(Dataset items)
◇ ◇ ◇ ◇ ◇

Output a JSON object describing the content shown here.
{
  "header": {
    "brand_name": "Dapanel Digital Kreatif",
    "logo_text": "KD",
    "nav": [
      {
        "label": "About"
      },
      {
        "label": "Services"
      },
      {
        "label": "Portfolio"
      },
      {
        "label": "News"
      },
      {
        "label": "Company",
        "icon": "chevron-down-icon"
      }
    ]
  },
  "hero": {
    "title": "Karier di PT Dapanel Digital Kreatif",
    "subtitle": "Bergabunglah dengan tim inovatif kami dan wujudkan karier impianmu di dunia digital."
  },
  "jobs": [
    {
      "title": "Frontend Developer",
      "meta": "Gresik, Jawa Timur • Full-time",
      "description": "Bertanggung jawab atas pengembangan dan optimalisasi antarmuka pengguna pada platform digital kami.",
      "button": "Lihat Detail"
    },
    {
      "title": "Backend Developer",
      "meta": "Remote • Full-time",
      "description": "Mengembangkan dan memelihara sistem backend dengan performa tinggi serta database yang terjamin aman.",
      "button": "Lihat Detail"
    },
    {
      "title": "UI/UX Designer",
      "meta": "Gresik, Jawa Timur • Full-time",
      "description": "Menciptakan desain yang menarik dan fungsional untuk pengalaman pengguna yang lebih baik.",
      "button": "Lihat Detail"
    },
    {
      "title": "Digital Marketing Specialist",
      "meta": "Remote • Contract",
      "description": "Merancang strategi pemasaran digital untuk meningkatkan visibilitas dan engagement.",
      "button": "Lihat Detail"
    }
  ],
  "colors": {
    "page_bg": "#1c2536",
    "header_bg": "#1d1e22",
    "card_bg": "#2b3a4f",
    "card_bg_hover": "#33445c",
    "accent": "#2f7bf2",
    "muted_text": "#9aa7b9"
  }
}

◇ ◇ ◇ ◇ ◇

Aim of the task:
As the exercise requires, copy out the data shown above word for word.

Reply:
Output a JSON object describing the content shown here.
{
  "header": {
    "brand_name": "Dapanel Digital Kreatif",
    "logo_text": "KD",
    "nav": [
      {
        "label": "About"
      },
      {
        "label": "Services"
      },
      {
        "label": "Portfolio"
      },
      {
        "label": "News"
      },
      {
        "label": "Company",
        "icon": "chevron-down-icon"
      }
    ]
  },
  "hero": {
    "title": "Karier di PT Dapanel Digital Kreatif",
    "subtitle": "Bergabunglah dengan tim inovatif kami dan wujudkan karier impianmu di dunia digital."
  },
  "jobs": [
    {
      "title": "Frontend Developer",
      "meta": "Gresik, Jawa Timur • Full-time",
      "description": "Bertanggung jawab atas pengembangan dan optimalisasi antarmuka pengguna pada platform digital kami.",
      "button": "Lihat Detail"
    },
    {
      "title": "Backend Developer",
      "meta": "Remote • Full-time",
      "description": "Mengembangkan dan memelihara sistem backend dengan performa tinggi serta database yang terjamin aman.",
      "button": "Lihat Detail"
    },
    {
      "title": "UI/UX Designer",
      "meta": "Gresik, Jawa Timur • Full-time",
      "description": "Menciptakan desain yang menarik dan fungsional untuk pengalaman pengguna yang lebih baik.",
      "button": "Lihat Detail"
    },
    {
      "title": "Digital Marketing Specialist",
      "meta": "Remote • Contract",
      "description": "Merancang strategi pemasaran digital untuk meningkatkan visibilitas dan engagement.",
      "button": "Lihat Detail"
    }
  ],
  "colors": {
    "page_bg": "#1c2536",
    "header_bg": "#1d1e22",
    "card_bg": "#2b3a4f",
    "card_bg_hover": "#33445c",
    "accent": "#2f7bf2",
    "muted_text": "#9aa7b9"
  }
}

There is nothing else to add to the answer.